WHAT YOU HAVE TO DO: Retype the records that come next, word for word.

----

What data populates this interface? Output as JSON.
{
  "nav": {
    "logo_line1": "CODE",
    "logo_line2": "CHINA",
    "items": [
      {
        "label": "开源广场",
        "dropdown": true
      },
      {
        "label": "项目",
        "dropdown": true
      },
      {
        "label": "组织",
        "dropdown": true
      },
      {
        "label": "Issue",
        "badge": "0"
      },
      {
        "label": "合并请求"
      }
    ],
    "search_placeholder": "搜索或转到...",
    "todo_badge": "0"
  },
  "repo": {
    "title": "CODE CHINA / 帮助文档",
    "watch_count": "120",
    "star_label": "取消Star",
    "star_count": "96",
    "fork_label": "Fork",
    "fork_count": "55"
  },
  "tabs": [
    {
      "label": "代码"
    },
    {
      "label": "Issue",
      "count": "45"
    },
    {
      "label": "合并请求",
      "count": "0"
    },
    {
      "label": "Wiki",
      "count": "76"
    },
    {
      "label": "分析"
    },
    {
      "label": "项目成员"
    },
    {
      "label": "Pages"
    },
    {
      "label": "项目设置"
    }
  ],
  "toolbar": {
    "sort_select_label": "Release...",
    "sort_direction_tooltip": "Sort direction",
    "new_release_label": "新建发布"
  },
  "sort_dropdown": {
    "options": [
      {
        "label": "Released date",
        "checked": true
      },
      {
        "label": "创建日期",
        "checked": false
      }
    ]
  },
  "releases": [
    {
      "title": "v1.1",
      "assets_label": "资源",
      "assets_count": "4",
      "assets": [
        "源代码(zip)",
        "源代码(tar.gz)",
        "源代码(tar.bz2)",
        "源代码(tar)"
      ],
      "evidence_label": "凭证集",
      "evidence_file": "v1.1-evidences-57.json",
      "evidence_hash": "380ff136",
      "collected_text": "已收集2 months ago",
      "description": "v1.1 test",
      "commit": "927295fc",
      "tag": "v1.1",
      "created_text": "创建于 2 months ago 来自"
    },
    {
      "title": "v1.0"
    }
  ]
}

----

REPLY:
What data populates this interface? Output as JSON.
{
  "nav": {
    "logo_line1": "CODE",
    "logo_line2": "CHINA",
    "items": [
      {
        "label": "开源广场",
        "dropdown": true
      },
      {
        "label": "项目",
        "dropdown": true
      },
      {
        "label": "组织",
        "dropdown": true
      },
      {
        "label": "Issue",
        "badge": "0"
      },
      {
        "label": "合并请求"
      }
    ],
    "search_placeholder": "搜索或转到...",
    "todo_badge": "0"
  },
  "repo": {
    "title": "CODE CHINA / 帮助文档",
    "watch_count": "120",
    "star_label": "取消Star",
    "star_count": "96",
    "fork_label": "Fork",
    "fork_count": "55"
  },
  "tabs": [
    {
      "label": "代码"
    },
    {
      "label": "Issue",
      "count": "45"
    },
    {
      "label": "合并请求",
      "count": "0"
    },
    {
      "label": "Wiki",
      "count": "76"
    },
    {
      "label": "分析"
    },
    {
      "label": "项目成员"
    },
    {
      "label": "Pages"
    },
    {
      "label": "项目设置"
    }
  ],
  "toolbar": {
    "sort_select_label": "Release...",
    "sort_direction_tooltip": "Sort direction",
    "new_release_label": "新建发布"
  },
  "sort_dropdown": {
    "options": [
      {
        "label": "Released date",
        "checked": true
      },
      {
        "label": "创建日期",
        "checked": false
      }
    ]
  },
  "releases": [
    {
      "title": "v1.1",
      "assets_label": "资源",
      "assets_count": "4",
      "assets": [
        "源代码(zip)",
        "源代码(tar.gz)",
        "源代码(tar.bz2)",
        "源代码(tar)"
      ],
      "evidence_label": "凭证集",
      "evidence_file": "v1.1-evidences-57.json",
      "evidence_hash": "380ff136",
      "collected_text": "已收集2 months ago",
      "description": "v1.1 test",
      "commit": "927295fc",
      "tag": "v1.1",
      "created_text": "创建于 2 months ago 来自"
    },
    {
      "title": "v1.0"
    }
  ]
}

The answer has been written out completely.